  3. The plugin should be automatically distributed through agents to the workloads. However we need to configure it. In the Resources tab browse to the workload and in the Tools Menu select New Server. Type a name, in the Server Type drop down find Windows VM Performance Counters and type something in the Install path field.Add Server
  4. After clicking OK immediately click on Configuration Properties and check Auto-discover services.
  5. To start collecting data we need to configure collection interval for the metrics. Go to Monitor > Metric Data  and click Show All Metrics button. Select the metrics and at the bottom input collection interval and submit.Collection Interval
  6. Now when we are collecting data we could create indicators, create alerts, etc., However Hyperic is just a collection engine for us. We will feed its data to vCenter Operations Manager.

vCenter Operations Manager Configuration

  1. Assuming there is already an existing on-premise installation of vCenter Operations Manager we need to configure it to collect data from the cloud Hyperic instance. To do this first we need to open Edge Gateway firewall and create DNAT and firewall rule to the Hyperic DB server (TCP port 5432).
  2. Now we need to download Hyperic vCOps Adapter from here.
  3. To install go to vC Ops admin interface and install it through Update tab.
  4. Then go to the vC Ops custom interface and in Admin > Support click Describe icon.
  5. Next we need to configure the adapter. Go to Environment > Configuration > Adapter Instances and add new Hyperic instance for the public cloud. Then configure the (public) IP address of Hyperic DB, port and credentials.Hyperic Adapter Instance

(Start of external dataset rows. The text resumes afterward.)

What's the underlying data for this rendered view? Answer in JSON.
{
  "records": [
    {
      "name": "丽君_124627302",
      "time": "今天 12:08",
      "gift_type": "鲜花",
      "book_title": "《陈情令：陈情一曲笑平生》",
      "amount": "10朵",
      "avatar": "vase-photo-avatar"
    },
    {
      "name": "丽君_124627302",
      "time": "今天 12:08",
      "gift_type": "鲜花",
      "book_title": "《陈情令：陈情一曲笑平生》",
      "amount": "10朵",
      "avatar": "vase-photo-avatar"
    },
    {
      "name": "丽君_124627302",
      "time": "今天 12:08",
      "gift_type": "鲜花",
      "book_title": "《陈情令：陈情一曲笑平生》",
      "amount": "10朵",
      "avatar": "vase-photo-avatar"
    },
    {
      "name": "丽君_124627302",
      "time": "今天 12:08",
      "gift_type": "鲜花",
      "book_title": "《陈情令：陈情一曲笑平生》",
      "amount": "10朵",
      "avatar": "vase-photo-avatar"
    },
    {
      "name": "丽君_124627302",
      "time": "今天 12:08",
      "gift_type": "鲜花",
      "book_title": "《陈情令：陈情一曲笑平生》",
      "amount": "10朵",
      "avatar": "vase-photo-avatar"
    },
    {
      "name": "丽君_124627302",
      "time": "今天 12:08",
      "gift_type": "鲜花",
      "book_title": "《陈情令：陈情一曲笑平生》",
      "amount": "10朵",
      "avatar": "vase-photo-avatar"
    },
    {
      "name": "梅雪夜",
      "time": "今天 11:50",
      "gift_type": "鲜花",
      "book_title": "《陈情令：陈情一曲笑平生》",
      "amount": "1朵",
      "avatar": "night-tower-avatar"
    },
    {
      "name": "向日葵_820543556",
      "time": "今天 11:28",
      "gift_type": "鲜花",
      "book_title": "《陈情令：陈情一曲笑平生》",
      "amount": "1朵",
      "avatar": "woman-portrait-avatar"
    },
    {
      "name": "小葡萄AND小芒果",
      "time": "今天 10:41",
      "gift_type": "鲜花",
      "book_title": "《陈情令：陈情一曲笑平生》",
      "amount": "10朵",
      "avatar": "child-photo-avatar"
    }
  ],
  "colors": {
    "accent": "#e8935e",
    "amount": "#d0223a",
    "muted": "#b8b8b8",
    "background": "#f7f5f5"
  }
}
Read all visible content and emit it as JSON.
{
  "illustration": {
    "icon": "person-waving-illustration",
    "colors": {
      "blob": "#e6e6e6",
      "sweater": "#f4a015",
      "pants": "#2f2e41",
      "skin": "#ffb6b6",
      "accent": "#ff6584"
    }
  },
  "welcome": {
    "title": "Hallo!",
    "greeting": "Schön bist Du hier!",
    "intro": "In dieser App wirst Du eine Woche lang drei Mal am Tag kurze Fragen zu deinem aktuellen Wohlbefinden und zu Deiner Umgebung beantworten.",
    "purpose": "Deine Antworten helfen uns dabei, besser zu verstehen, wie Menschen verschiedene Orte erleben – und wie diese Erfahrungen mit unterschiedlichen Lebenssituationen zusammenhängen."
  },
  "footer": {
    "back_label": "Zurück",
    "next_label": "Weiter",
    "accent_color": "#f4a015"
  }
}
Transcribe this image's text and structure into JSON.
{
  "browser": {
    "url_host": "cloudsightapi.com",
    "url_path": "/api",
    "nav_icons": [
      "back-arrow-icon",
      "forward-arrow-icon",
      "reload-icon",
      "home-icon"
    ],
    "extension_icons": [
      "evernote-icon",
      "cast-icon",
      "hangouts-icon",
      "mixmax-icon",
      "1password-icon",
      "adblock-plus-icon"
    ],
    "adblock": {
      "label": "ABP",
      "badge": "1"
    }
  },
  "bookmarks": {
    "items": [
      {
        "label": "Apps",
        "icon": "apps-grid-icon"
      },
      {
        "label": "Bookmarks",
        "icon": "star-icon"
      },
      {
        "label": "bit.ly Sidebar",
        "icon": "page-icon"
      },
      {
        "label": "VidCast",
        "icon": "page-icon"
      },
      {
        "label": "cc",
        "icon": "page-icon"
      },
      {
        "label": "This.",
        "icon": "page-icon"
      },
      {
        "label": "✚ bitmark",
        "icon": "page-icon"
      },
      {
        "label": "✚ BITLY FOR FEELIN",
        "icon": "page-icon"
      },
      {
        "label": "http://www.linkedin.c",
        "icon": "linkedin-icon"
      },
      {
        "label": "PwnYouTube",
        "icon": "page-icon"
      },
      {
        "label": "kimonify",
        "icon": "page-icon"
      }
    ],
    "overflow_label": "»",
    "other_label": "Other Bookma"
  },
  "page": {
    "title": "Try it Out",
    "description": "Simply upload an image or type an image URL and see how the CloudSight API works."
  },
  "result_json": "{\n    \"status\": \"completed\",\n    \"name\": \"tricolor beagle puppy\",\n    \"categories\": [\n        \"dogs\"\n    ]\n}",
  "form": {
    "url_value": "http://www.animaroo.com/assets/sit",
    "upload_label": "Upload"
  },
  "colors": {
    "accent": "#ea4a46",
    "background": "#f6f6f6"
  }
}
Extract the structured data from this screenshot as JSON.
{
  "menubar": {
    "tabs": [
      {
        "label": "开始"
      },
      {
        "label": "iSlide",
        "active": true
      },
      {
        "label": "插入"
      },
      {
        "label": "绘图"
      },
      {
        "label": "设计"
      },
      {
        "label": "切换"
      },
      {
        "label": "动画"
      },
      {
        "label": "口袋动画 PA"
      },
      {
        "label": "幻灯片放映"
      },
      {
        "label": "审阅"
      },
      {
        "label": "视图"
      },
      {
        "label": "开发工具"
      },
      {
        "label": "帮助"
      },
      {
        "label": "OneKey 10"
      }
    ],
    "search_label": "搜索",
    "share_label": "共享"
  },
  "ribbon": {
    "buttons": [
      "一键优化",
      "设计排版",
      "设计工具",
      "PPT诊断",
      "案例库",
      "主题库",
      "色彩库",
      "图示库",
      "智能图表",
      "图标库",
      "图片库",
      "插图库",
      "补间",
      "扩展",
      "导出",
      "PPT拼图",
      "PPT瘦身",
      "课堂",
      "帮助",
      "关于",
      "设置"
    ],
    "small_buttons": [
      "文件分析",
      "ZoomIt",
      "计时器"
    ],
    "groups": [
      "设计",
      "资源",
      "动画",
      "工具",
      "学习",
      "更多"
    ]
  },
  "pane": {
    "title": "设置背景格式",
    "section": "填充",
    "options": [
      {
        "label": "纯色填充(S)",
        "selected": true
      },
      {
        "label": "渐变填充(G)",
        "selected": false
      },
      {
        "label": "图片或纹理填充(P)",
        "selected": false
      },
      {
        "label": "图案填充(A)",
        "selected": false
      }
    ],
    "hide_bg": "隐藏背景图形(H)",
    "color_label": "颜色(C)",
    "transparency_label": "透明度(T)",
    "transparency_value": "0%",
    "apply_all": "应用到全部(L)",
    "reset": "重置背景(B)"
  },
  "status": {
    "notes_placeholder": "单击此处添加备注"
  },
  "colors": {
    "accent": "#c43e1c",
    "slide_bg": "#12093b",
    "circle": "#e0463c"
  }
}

When finished with all configurations we can create custom dashboards from the collected metrics in vC Ops. This is however out of scope of this article as it depends on the use case.

vC OpsAs an example above I am showing real CPU usage of one cloud VM as reported by the hypervisor. The host physical core speed is 2.2 GHz, however the effective VM speed was varying between 2.5 – 2.7 GHz (max turbo frequency of Intel E5-2660 CPU is 3 GHz). If I would look at the internal Windows GuestOS task manager metric I would see just meaningless 100% CPU utilization.


One thought on “Performance Monitoring in Public Cloud (vCHS) – Part II

Leave a Reply

Fill in your details below or click an icon to log in: Logo

You are commenting using your account. Log Out /  Change )

Twitter picture

You are commenting using your Twitter account. Log Out /  Change )

Facebook photo

You are commenting using your Facebook account. Log Out /  Change )

Connecting to %s

This site uses Akismet to reduce spam. Learn how your comment data is processed.